An emblem of the unique Suffolk spirit
The story of Southwold is more than just the tale of a coastal town - it is the story of the sea itself - whose chapters have been shaped by tides, merchants, makers, Kings, artists, and a tightly knit community that continues to this day. In so many respects Southwold is the jewel of the Suffolk coast - an emblem of unique spirit of Suffolk.
Noted in the Domesday book as fishing port, Southwold thrived through industry for more than 1,000 years. The colourful beach huts which frame the town's beaches now sit in the place of foregone fishermen’s sheds and boatsheds, where once the herring trade brought huge prosperity.
A network of cliff paths stretch out from the town, yet tucked away in the towns streets are a range of charming independent business, modern and historic, who cater tourists and residents alike. Mills and Sons Butchers is the oldest shop in the town, dating back to 1684, and its history can be seen on the shop sign that details the names of every butcher to date. Southwold enjoys a thriving food and drink scene with fresh fish on most menus, from North Sea cod to Cromer crabs brought down from neighbouring Norfolk. Adnams have been brewing in the town since the 19th century and are ubiquitous in the region, their fine pubs and hotels offering rest and respite. There are also plenty of opportunities to learn through food here, via the Two Magpies Bakery School or regular tours of the Adnams Brewery.
People move here not just for the town but for instant access to the space and serenity of its surroundings. The town offers a range of property for those looking to make a home, with a mixture of styles.

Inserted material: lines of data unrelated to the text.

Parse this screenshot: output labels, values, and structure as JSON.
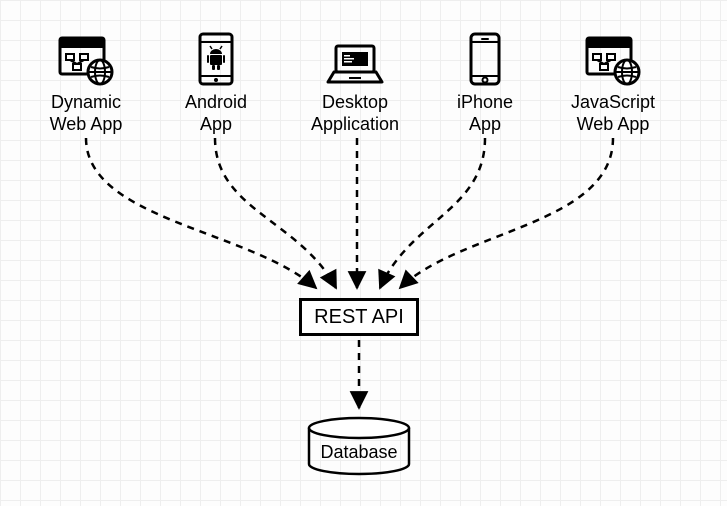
{
  "nodes": {
    "dynamic": {
      "line1": "Dynamic",
      "line2": "Web App"
    },
    "android": {
      "line1": "Android",
      "line2": "App"
    },
    "desktop": {
      "line1": "Desktop",
      "line2": "Application"
    },
    "iphone": {
      "line1": "iPhone",
      "line2": "App"
    },
    "js": {
      "line1": "JavaScript",
      "line2": "Web App"
    }
  },
  "rest_api": "REST API",
  "database": "Database",
  "diagram": {
    "description": "Five client applications (Dynamic Web App, Android App, Desktop Application, iPhone App, JavaScript Web App) all connect via dashed arrows to a central REST API box, which in turn connects via a dashed arrow to a Database cylinder.",
    "flows": [
      "Dynamic Web App -> REST API",
      "Android App -> REST API",
      "Desktop Application -> REST API",
      "iPhone App -> REST API",
      "JavaScript Web App -> REST API",
      "REST API -> Database"
    ]
  }
}
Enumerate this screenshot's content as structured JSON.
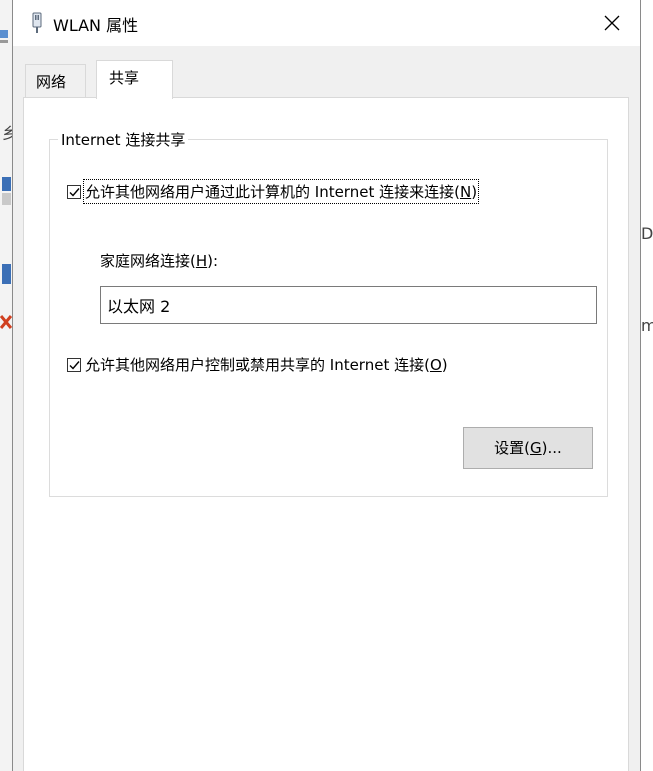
{
  "window": {
    "title": "WLAN 属性",
    "close_glyph": "✕"
  },
  "background_fragments": {
    "left_1": "乡",
    "right_1": "D",
    "right_2": "m"
  },
  "tabs": [
    {
      "label": "网络",
      "active": false
    },
    {
      "label": "共享",
      "active": true
    }
  ],
  "sharing": {
    "group_title": "Internet 连接共享",
    "allow_connect": {
      "checked": true,
      "label_pre": "允许其他网络用户通过此计算机的 Internet 连接来连接(",
      "accel": "N",
      "label_post": ")"
    },
    "home_network": {
      "label_pre": "家庭网络连接(",
      "accel": "H",
      "label_post": "):",
      "value": "以太网 2"
    },
    "allow_control": {
      "checked": true,
      "label_pre": "允许其他网络用户控制或禁用共享的 Internet 连接(",
      "accel": "O",
      "label_post": ")"
    },
    "settings_button": {
      "label_pre": "设置(",
      "accel": "G",
      "label_post": ")..."
    }
  },
  "colors": {
    "window_bg": "#f0f0f0",
    "panel_bg": "#ffffff",
    "button_bg": "#e1e1e1",
    "group_border": "#dcdcdc"
  },
  "icons": {
    "title": "network-adapter-icon",
    "close": "close-icon",
    "check": "checkmark-icon"
  }
}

It is this mixture of community and space, comfort and solitude which makes Southwold what it is.